Family donates unique collection to Headwaters Science Center
The Headwaters Science Center received a unique collection of rocks, minerals and dinosaur bones as a gift, made official at a donation ceremony at 2 p.m. on Friday, July 17, at the HSC.
The donated collection comes from the family of Mark Jensen of Bemidji, who inherited the collection from his parents, Melvin and Clarice Jensen of Baron, Wis.
"My folks were amateur scientists and geologists. They had a tremendous love of geology," said Mark Jensen.
As a child, Jensen traveled to the western United States in the 1960s with his parents to explore the geological formations of the area for dinosaur bones and rocks.
"My parents put together these cases of rocks that they found wherever they traveled and they would show them to people and take them to schools to teach the kids," Jensen said.
The collection also includes a 25- to 30-million-year-old turtle shell Jensen found while exploring Chalky Buttes, N.D., with his father and uncle.
The HSC's current geology exhibit consists of several cupboards packed full of miscellaneous rocks that have been collected over the years.
"It's a great collection, but it's difficult to educate people. There's some really nice examples, but there's just too many of one kind and not enough of another," said HSC volunteer Gary Lockner.
Lockner has spent much of his time lately sorting through the current minerals and rocks collection at the HSC. Lockner hopes the new exhibit will help make it easier for people to become educated on rocks.
The donated Jensen collection is to be put in a new exhibit at the HSC, which will require time and money.
The HSC received a grant from NASA that partners with the geology department at Bemidji State University. The grant provides funding for earth science research and exhibits.
"With this grant we hope to create an excellent rock and mineral exhibit so that by 2010 we can put teachers at the HSC who will be able to use the display," said Tim Kroeger, professor of geology at Bemidji State University.

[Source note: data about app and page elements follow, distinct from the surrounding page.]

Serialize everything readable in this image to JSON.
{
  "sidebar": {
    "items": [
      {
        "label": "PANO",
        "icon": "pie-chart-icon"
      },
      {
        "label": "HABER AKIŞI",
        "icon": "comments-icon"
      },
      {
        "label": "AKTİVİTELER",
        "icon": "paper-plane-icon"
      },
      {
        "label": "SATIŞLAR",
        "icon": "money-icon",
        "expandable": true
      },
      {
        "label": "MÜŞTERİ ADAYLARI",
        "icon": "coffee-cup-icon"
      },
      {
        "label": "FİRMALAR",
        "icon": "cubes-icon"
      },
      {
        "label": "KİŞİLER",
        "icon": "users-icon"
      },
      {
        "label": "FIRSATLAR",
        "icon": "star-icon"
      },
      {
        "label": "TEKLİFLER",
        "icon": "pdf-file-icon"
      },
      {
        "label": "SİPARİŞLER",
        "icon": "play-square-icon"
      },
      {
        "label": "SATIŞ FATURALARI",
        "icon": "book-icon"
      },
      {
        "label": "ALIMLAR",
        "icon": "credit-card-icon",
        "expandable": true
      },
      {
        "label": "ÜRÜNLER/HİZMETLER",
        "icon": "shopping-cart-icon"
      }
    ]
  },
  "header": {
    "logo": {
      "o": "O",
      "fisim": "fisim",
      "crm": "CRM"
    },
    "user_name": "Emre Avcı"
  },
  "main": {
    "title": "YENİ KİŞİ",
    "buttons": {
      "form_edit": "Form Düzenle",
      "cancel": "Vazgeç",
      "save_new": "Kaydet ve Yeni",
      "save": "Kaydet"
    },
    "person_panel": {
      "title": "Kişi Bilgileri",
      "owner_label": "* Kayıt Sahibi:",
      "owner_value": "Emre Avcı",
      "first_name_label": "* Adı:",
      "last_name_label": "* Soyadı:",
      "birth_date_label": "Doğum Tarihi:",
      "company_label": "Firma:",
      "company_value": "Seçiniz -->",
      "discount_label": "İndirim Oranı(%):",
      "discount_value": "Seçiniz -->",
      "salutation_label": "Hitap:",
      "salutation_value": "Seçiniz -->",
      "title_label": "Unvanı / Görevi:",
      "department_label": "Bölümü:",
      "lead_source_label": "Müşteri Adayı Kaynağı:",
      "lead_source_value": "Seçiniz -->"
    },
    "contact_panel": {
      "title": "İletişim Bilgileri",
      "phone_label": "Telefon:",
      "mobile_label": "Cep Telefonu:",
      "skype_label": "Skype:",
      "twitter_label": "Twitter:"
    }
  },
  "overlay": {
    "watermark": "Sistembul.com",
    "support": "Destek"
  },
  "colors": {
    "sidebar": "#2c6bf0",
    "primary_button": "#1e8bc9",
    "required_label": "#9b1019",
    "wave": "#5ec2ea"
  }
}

The donated collection is at the HSC for viewing, but the new geology exhibit will not be ready for several months.